WELCOME to the World Weavers Virtual Gallery, a part of Urban Gateways’ 60th Anniversary celebration!
World Weavers is a long-term program partnership with Minasian Rug Company in Evanston, which began as a program of Art Resources in Teaching (A.R.T.) and was incorporated as part of the Urban Gateways visual arts portfolio when A.R.T. merged with us in 2013. The World Weavers program combines the study of world cultures with the study of visual arts and textile design, inviting Chicago Public School students to discover the magic of rugmaking. Every year, winning student rug designs are woven into reality by women in Afghanistan through ARZU Studio Hope.
Below, you can hear from the Minasians themselves about their company and our partnership; take a tour of the World Weavers Virtual Gallery, exploring virtual rooms to learn more and view beautiful youth-designed rugs from the last seven years; and you can browse student-designed rugs currently available for purchase, with proceeds supporting Urban Gateways programs.
**For the best viewing experience, we recommend visiting the virtual gallery from a desktop or laptop computer rather than any mobile device**
Please scroll to learn more about the World Weavers program!
Pictured: Students at Stone Academy during a World Weavers residency program in fall 2015 – as well as winning student rug designs woven into reality by ARZU Studio Hope. Scroll for more information about the World Weavers Project!
Thanks to our partners:
ARZU Studio Hope
More about the World Weavers Project:
After acquiring Art Resources in Teaching (A.R.T.) in 2013, Urban Gateways learned of the World Weavers Program. In 1996, Armen Minasian (owner of Minasian Rug Company in Evanston, Illinois) learned of Tomie’ dePaola’s book The Legend of the Persian Carpet. Armen wanted to bring the book to life for the children of Chicago. Teaching Artist Bill Eller came up with the idea of having children design carpets to learn about different cultures while engaging in art, and arts residencies were set up in three schools in Chicago. Tomie dePaola visited each school and read the story to the students in conjunction with Bill teaching them the history of rug making throughout the world and how to design rugs. The students then competed to have their design made into an actual rug, with the winning rugs being showcased in the windows of Marshall Field’s Department Store.
The program only lasted for one year, but Urban Gateways hired Bill Eller after acquiring A.R.T. and reinstated the World Weavers Program during the 2014-15 school year. It continues to this day.
Now-retired Urban Gateways Teaching Artist Bill Eller designed the curriculum for this innovative program that incorporates cross-cultural learning alongside the principles of art and design, expanding a school’s traditional visual art classroom into a school community gallery and interdisciplinary studio space. Students receive geometric art and textile instruction, closely examining the historical evolution, cultural heritage, and traditional skills of carpet weaving, tapestries, and rugs from around the world.

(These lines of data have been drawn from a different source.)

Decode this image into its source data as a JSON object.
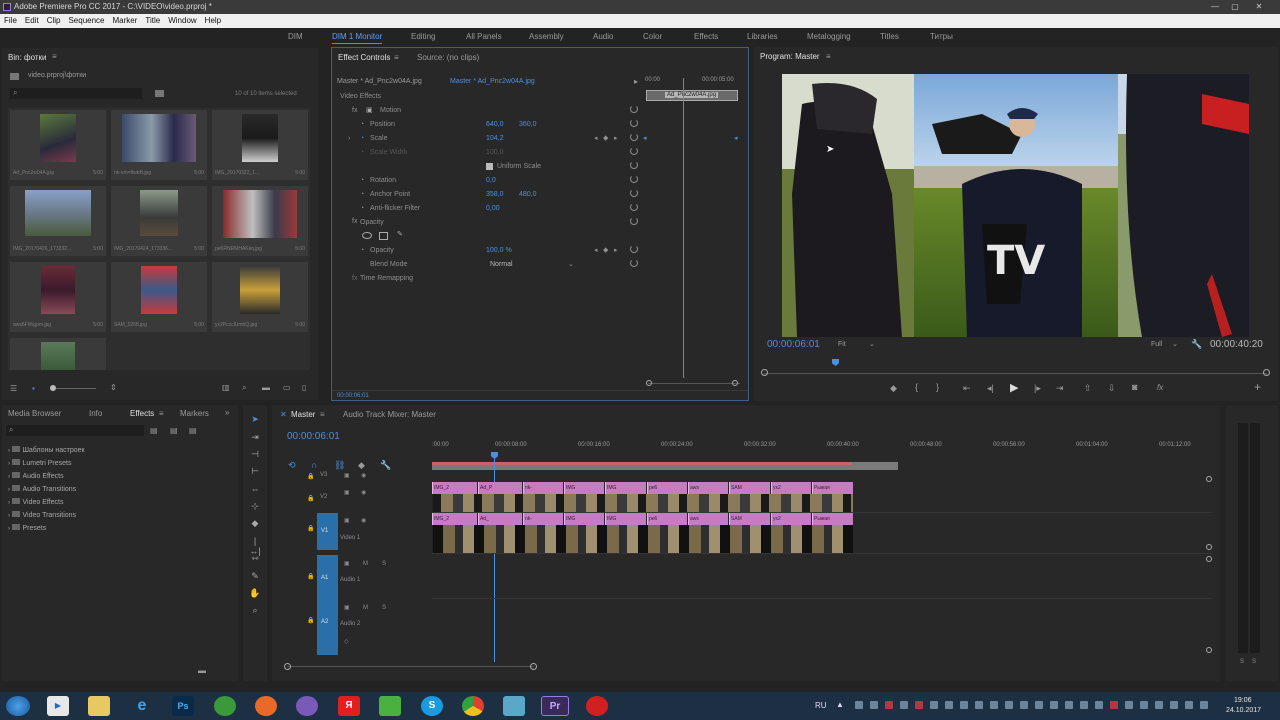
{
  "window": {
    "title": "Adobe Premiere Pro CC 2017 - C:\\VIDEO\\video.prproj *",
    "minimize": "—",
    "maximize": "▢",
    "close": "✕"
  },
  "menu": [
    "File",
    "Edit",
    "Clip",
    "Sequence",
    "Marker",
    "Title",
    "Window",
    "Help"
  ],
  "workspaces": [
    "DIM",
    "DIM 1 Monitor",
    "Editing",
    "All Panels",
    "Assembly",
    "Audio",
    "Color",
    "Effects",
    "Libraries",
    "Metalogging",
    "Titles",
    "Титры"
  ],
  "active_workspace": "DIM 1 Monitor",
  "bin": {
    "tab": "Bin: фотки",
    "path": "video.prproj\\фотки",
    "search_placeholder": "",
    "count": "10 of 10 items selected",
    "items": [
      {
        "name": "Ad_Pnc2w04A.jpg",
        "dur": "5:00"
      },
      {
        "name": "nk-vm=8wbB.jpg",
        "dur": "5:00"
      },
      {
        "name": "IMG_20170322_1...",
        "dur": "5:00"
      },
      {
        "name": "IMG_20170426_173332...",
        "dur": "5:00"
      },
      {
        "name": "IMG_20170424_173336...",
        "dur": "5:00"
      },
      {
        "name": "pe6RNRMHAKkq.jpg",
        "dur": "5:00"
      },
      {
        "name": "aws6F6hgpm.jpg",
        "dur": "5:00"
      },
      {
        "name": "SAM_0268.jpg",
        "dur": "5:00"
      },
      {
        "name": "yx2PccclUmhQ.jpg",
        "dur": "5:00"
      },
      {
        "name": "",
        "dur": ""
      }
    ]
  },
  "effect_controls": {
    "tab": "Effect Controls",
    "tab2": "Source: (no clips)",
    "master_label": "Master * Ad_Pnc2w04A.jpg",
    "clip_label": "Master * Ad_Pnc2w04A.jpg",
    "time_start": "00:00",
    "time_end": "00:00:05:00",
    "clip_name": "Ad_Pnc2w04A.jpg",
    "section": "Video Effects",
    "motion": "Motion",
    "position_label": "Position",
    "position_x": "640,0",
    "position_y": "360,0",
    "scale_label": "Scale",
    "scale_val": "104,2",
    "scale_width_label": "Scale Width",
    "scale_width_val": "100,0",
    "uniform_scale": "Uniform Scale",
    "rotation_label": "Rotation",
    "rotation_val": "0,0",
    "anchor_label": "Anchor Point",
    "anchor_x": "358,0",
    "anchor_y": "480,0",
    "antiflicker_label": "Anti-flicker Filter",
    "antiflicker_val": "0,00",
    "opacity_section": "Opacity",
    "opacity_label": "Opacity",
    "opacity_val": "100,0 %",
    "blend_label": "Blend Mode",
    "blend_val": "Normal",
    "time_remap": "Time Remapping",
    "timecode": "00:00:06:01"
  },
  "program": {
    "tab": "Program: Master",
    "timecode": "00:00:06:01",
    "fit": "Fit",
    "quality": "Full",
    "duration": "00:00:40:20"
  },
  "effects_panel": {
    "tabs": [
      "Media Browser",
      "Info",
      "Effects",
      "Markers"
    ],
    "active_tab": "Effects",
    "items": [
      "Шаблоны настроек",
      "Lumetri Presets",
      "Audio Effects",
      "Audio Transitions",
      "Video Effects",
      "Video Transitions",
      "Presets"
    ]
  },
  "timeline": {
    "tab": "Master",
    "tab2": "Audio Track Mixer: Master",
    "timecode": "00:00:06:01",
    "ruler": [
      ":00:00",
      "00:00:08:00",
      "00:00:16:00",
      "00:00:24:00",
      "00:00:32:00",
      "00:00:40:00",
      "00:00:48:00",
      "00:00:56:00",
      "00:01:04:00",
      "00:01:12:00"
    ],
    "tracks": [
      {
        "id": "V3",
        "name": ""
      },
      {
        "id": "V2",
        "name": ""
      },
      {
        "id": "V1",
        "name": "Video 1"
      },
      {
        "id": "A1",
        "name": "Audio 1"
      },
      {
        "id": "A2",
        "name": "Audio 2"
      }
    ],
    "clips_top": [
      "IMG_2",
      "Ad_P",
      "nk-",
      "IMG",
      "IMG",
      "pe6",
      "aws",
      "SAM",
      "yx2",
      "Рыжая"
    ],
    "clips_bottom": [
      "IMG_2",
      "Ad_",
      "nk-",
      "IMG",
      "IMG",
      "pe6",
      "aws",
      "SAM",
      "yx2",
      "Рыжая"
    ]
  },
  "taskbar": {
    "lang": "RU",
    "time": "19:06",
    "date": "24.10.2017",
    "apps": [
      "windows-start",
      "media",
      "explorer",
      "ie",
      "photoshop",
      "utorrent",
      "ccleaner",
      "viber",
      "yandex",
      "utorrent2",
      "skype",
      "chrome",
      "misc",
      "premiere",
      "record"
    ],
    "app_labels": {
      "ps": "Ps",
      "pr": "Pr",
      "ya": "Я",
      "s": "S",
      "e": "e"
    }
  },
  "colors": {
    "accent": "#4a90e2",
    "clip_pink": "#c47cc2",
    "track_blue": "#2a6fa8",
    "timeline_bar_red": "#c86464"
  }
}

Identifying rug design elements and symbols unique to each culture, participants create small-scale pieces to express their artistic vision and brainstorm ideas for creating their own rug. By the end of the program, one student’s design is chosen to be made into a hand-knotted rug by ARZU Studio Hope and given to the school at the beginning of the next school year. A field trip to the Minasian Rug Company occurs within the residency to support real world connections to artistic content. The program also includes ongoing professional development to support the classroom art teacher in expanding the school’s visual arts curriculum, as well as parent participation in exhibition events to sustain and celebrate artistic and cultural connections for the school community.
For the past several years, Urban Gateways has been providing World Weavers residency programs for 6th graders at Stone Elementary Scholastic Academy (a school where 26 languages are spoken by the student body and the Parent Handbook is also translated in Urdu) in Rogers Park. The program recently expanded with 6th graders from McCutcheon Elementary in Uptown. The program is provided at no cost to the schools.

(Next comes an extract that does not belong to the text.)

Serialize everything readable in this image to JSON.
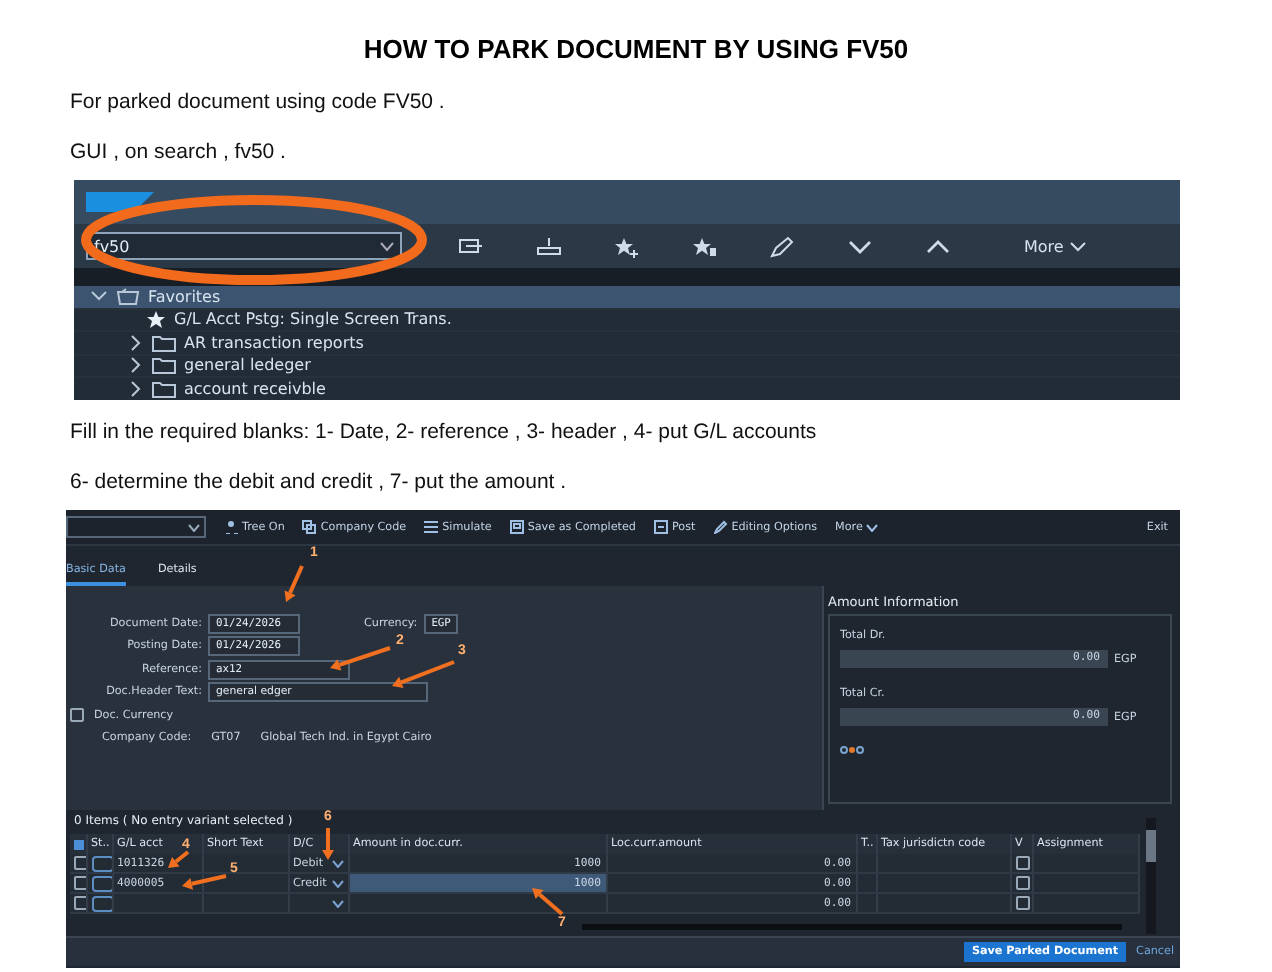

During a field trip to Minasian Rug Company as part of World Weavers, a young girl from Stone Academy asked Carney Minasian if he knew of a small town in Turkey. When Carney said he knew it well, the young girl was delighted because that is where her grandmother lives. Stories like this showcase how the World Weavers Program helps build artistic and cultural connections for young people.
Thanks to our World Weavers Virtual Gallery sponsors:
We are grateful to the Alice Welsh Skilling Foundation for Sponsoring the Virtual Gallery in her memory; Alice was instrumental in the creation of the World Weavers Program when it began under Art Resources in Teaching.